The headquarters of the American Rose Society is humming these days with the sound of chainsaws from tree removal contractors taking down the mostly pine and mature oak trees. Executive director Jeff Ware said tornado warnings are common, but this one was different. The staff huddled in their administrative building away from windows.
“There really wasn’t time to be frightened. We just did what needed to be done for safety. Then, we peeked outside and it was a different world," Ware said, during a recent interview at his office that was without power for a week. "The ground was covered in white hail. The temperature changed so quickly because of the a hail on the ground that it produced a fog. The whole area in the garden was covered in a dense fog. It looked like we were on another planet.”
This time of year, you’d normally smell the roses when you drive into the center even with windows up, but that’s no longer the case. Ware said the severe storm took a toll on the rose bushes with winds that clocked about 100 miles per hour and dime-sized hail.

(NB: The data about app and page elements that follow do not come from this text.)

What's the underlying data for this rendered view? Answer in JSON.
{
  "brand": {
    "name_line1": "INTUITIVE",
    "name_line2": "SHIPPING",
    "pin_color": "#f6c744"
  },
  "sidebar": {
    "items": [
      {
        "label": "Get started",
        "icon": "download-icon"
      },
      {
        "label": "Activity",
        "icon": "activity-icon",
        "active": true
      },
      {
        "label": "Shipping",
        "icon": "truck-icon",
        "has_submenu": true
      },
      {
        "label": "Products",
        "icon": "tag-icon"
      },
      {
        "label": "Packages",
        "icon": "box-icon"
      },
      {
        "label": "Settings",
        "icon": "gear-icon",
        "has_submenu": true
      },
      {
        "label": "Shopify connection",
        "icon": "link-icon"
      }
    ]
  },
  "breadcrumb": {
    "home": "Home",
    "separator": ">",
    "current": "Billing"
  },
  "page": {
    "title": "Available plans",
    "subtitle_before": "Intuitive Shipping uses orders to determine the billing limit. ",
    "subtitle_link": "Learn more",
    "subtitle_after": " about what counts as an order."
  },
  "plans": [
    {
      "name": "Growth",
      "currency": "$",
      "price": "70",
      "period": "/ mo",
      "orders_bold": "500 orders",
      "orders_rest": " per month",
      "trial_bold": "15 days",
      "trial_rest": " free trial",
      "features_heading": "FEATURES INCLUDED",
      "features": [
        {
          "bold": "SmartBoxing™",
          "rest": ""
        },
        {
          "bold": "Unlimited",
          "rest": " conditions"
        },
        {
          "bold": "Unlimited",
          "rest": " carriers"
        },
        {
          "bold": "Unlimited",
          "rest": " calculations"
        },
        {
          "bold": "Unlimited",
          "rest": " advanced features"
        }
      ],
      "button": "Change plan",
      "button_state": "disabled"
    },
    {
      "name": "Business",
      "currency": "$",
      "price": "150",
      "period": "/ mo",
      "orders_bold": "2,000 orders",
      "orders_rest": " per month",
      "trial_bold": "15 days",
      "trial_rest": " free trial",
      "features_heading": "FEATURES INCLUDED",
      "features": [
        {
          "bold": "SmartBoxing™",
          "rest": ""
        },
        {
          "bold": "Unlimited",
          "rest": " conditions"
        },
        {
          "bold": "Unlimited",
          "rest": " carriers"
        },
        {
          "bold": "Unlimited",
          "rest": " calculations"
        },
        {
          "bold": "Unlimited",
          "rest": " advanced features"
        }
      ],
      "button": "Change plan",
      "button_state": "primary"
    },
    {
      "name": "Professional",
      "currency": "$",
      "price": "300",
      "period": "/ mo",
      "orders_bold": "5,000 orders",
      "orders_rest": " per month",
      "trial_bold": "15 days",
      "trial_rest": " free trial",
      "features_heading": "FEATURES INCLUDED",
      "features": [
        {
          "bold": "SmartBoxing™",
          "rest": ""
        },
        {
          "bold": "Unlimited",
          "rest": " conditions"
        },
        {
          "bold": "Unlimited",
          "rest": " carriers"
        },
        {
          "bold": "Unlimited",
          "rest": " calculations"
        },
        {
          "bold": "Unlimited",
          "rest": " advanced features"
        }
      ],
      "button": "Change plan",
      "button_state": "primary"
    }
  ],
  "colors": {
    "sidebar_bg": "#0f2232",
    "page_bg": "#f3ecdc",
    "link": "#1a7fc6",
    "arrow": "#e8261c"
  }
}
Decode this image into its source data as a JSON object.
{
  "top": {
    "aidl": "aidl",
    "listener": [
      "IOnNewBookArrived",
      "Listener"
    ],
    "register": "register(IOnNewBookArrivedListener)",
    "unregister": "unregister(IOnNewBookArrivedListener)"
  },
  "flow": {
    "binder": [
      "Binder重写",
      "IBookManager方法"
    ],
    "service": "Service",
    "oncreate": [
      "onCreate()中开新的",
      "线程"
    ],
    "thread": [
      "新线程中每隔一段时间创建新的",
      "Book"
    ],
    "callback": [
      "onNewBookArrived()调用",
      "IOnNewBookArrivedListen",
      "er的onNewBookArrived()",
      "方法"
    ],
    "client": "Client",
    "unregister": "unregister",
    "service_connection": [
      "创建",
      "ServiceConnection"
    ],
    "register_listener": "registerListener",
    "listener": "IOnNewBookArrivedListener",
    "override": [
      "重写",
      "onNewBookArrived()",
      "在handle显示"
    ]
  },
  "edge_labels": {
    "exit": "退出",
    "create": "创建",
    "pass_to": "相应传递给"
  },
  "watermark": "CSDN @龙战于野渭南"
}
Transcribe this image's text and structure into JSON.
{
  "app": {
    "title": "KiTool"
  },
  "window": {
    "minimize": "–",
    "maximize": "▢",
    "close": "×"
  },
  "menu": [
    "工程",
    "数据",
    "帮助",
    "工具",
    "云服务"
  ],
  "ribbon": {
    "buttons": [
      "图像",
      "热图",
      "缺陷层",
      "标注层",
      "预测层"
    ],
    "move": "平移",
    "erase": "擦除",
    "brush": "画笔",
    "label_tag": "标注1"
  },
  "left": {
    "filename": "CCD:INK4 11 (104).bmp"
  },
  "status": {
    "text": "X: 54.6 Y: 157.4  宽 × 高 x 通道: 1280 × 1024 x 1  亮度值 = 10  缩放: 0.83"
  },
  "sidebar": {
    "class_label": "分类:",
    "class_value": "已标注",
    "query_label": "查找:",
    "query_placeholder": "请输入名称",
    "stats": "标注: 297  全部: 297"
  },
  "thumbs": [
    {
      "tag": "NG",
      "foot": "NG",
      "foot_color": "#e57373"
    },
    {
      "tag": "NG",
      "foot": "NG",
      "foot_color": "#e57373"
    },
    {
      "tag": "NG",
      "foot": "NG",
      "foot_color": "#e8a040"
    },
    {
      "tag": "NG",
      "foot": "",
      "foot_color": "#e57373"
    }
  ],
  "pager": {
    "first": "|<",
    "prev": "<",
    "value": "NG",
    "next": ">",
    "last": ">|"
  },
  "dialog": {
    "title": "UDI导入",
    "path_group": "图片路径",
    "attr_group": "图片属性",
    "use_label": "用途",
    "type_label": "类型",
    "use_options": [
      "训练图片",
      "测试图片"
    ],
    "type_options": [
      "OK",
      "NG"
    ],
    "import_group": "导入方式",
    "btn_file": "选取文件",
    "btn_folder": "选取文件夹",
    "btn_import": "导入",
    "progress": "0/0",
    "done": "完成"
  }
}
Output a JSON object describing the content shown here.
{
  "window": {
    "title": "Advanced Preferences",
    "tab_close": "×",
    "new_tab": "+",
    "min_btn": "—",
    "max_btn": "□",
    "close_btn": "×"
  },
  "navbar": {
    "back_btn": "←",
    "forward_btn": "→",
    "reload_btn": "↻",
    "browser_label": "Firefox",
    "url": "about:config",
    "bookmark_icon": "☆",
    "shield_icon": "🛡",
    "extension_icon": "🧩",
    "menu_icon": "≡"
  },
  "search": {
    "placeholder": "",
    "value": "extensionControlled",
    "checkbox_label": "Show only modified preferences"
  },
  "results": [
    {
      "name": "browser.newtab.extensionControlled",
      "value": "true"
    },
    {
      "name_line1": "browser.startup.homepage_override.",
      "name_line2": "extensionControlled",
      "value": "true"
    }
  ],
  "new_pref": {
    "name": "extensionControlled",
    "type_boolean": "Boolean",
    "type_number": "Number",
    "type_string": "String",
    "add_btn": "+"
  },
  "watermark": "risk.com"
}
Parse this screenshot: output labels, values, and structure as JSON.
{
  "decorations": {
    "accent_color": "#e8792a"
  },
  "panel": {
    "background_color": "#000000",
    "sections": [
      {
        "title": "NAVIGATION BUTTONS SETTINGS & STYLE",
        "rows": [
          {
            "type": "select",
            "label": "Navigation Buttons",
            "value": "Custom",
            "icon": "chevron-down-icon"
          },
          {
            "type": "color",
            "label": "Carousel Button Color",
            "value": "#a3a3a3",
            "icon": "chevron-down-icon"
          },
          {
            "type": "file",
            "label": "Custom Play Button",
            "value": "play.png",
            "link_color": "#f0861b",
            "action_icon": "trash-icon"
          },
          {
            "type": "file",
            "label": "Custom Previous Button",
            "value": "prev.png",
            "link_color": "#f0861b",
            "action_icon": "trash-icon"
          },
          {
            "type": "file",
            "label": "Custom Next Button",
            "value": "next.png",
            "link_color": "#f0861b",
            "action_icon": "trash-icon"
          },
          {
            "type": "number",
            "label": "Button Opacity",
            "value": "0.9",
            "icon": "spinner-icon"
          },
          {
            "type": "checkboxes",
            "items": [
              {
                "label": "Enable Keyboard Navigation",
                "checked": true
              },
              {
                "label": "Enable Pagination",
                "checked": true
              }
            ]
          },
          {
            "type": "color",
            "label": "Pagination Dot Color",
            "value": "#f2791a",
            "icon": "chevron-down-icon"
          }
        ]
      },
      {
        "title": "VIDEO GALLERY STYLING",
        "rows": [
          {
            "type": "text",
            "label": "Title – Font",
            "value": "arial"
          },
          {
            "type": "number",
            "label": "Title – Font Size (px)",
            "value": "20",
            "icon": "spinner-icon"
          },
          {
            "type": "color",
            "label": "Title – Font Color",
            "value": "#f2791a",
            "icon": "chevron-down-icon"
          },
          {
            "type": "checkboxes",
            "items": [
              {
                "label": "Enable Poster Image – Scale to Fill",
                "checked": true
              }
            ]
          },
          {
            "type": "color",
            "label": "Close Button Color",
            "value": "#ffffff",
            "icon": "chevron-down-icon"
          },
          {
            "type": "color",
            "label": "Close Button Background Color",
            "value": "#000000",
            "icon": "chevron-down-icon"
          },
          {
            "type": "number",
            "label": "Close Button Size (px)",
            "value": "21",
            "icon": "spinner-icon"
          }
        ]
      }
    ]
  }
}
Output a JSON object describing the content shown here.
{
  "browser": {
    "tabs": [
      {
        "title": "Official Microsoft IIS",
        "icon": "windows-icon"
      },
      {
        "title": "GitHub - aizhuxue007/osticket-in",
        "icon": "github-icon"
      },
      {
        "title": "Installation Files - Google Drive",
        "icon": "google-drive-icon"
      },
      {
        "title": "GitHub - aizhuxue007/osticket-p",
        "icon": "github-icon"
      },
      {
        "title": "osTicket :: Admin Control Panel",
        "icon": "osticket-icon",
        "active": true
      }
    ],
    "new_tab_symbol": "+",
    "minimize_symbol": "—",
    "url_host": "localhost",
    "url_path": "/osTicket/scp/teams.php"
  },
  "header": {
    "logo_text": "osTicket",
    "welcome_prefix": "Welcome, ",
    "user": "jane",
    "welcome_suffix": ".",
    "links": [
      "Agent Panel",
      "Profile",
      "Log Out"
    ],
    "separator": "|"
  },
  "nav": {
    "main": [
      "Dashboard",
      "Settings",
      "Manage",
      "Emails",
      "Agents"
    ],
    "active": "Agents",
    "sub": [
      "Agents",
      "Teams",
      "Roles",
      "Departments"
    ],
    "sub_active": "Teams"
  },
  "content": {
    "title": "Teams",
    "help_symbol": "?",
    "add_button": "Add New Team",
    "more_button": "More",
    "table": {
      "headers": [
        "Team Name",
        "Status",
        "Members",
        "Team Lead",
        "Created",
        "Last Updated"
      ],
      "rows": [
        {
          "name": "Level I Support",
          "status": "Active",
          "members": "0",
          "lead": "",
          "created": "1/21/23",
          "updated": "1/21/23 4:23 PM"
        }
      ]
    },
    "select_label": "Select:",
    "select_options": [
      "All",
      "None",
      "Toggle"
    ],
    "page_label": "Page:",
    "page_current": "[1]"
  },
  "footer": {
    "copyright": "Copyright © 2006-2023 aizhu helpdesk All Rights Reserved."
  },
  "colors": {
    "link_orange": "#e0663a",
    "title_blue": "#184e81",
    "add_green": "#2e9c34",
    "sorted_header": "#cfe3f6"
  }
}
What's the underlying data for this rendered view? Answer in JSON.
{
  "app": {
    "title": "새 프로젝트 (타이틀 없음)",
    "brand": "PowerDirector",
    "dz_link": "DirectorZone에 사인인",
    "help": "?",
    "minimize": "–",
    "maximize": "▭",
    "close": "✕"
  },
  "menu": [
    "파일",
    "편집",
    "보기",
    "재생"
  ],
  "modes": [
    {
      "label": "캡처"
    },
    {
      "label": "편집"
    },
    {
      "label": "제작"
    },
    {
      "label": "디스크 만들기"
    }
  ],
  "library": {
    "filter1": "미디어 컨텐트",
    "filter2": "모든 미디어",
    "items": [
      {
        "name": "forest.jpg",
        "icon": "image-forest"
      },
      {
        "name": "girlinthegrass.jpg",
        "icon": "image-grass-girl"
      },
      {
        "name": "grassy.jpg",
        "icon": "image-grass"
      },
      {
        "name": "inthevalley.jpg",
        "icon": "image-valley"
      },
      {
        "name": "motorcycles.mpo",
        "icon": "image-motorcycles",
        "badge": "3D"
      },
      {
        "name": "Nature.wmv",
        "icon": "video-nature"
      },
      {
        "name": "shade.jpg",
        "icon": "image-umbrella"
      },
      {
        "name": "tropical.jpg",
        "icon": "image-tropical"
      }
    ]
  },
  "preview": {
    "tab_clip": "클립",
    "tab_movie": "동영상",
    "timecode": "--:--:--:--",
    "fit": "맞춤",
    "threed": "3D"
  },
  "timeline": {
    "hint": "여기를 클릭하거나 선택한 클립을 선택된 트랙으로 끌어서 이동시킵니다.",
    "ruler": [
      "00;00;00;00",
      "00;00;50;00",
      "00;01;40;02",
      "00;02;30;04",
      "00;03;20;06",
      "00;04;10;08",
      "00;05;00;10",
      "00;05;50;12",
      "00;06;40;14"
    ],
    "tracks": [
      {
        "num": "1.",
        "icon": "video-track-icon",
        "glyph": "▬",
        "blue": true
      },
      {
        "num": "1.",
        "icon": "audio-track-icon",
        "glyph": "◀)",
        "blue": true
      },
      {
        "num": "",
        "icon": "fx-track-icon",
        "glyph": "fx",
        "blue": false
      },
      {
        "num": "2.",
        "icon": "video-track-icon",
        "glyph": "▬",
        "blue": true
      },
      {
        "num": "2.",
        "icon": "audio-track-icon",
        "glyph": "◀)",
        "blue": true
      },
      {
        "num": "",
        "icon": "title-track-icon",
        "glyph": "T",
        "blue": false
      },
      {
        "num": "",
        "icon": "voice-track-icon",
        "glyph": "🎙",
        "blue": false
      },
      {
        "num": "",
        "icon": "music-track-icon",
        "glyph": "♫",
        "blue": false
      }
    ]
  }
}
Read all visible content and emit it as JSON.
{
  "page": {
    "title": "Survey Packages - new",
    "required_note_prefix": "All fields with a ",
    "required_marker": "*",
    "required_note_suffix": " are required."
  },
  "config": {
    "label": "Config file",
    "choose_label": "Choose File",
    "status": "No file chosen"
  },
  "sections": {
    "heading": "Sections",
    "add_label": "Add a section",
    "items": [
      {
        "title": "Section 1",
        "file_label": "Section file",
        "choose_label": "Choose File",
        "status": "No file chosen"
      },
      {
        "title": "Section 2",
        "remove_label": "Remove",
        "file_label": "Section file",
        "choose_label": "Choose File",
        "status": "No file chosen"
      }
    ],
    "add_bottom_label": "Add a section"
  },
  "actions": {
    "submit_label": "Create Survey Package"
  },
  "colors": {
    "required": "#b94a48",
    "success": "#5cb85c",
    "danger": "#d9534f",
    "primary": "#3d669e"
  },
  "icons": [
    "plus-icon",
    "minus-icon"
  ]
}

“Many of the roses were just stripped of leaves and blooms, and basically they’re stocks now. We expect most of them to come back, but we’re watching about 1,000 rose [bushes] that may eventually have to be replaced," Ware said.
The loss of trees will bring more light into the American Rose Center, which will benefit the roses. The American Rose Center has set aside a special account to help pay for the damage called "restoration."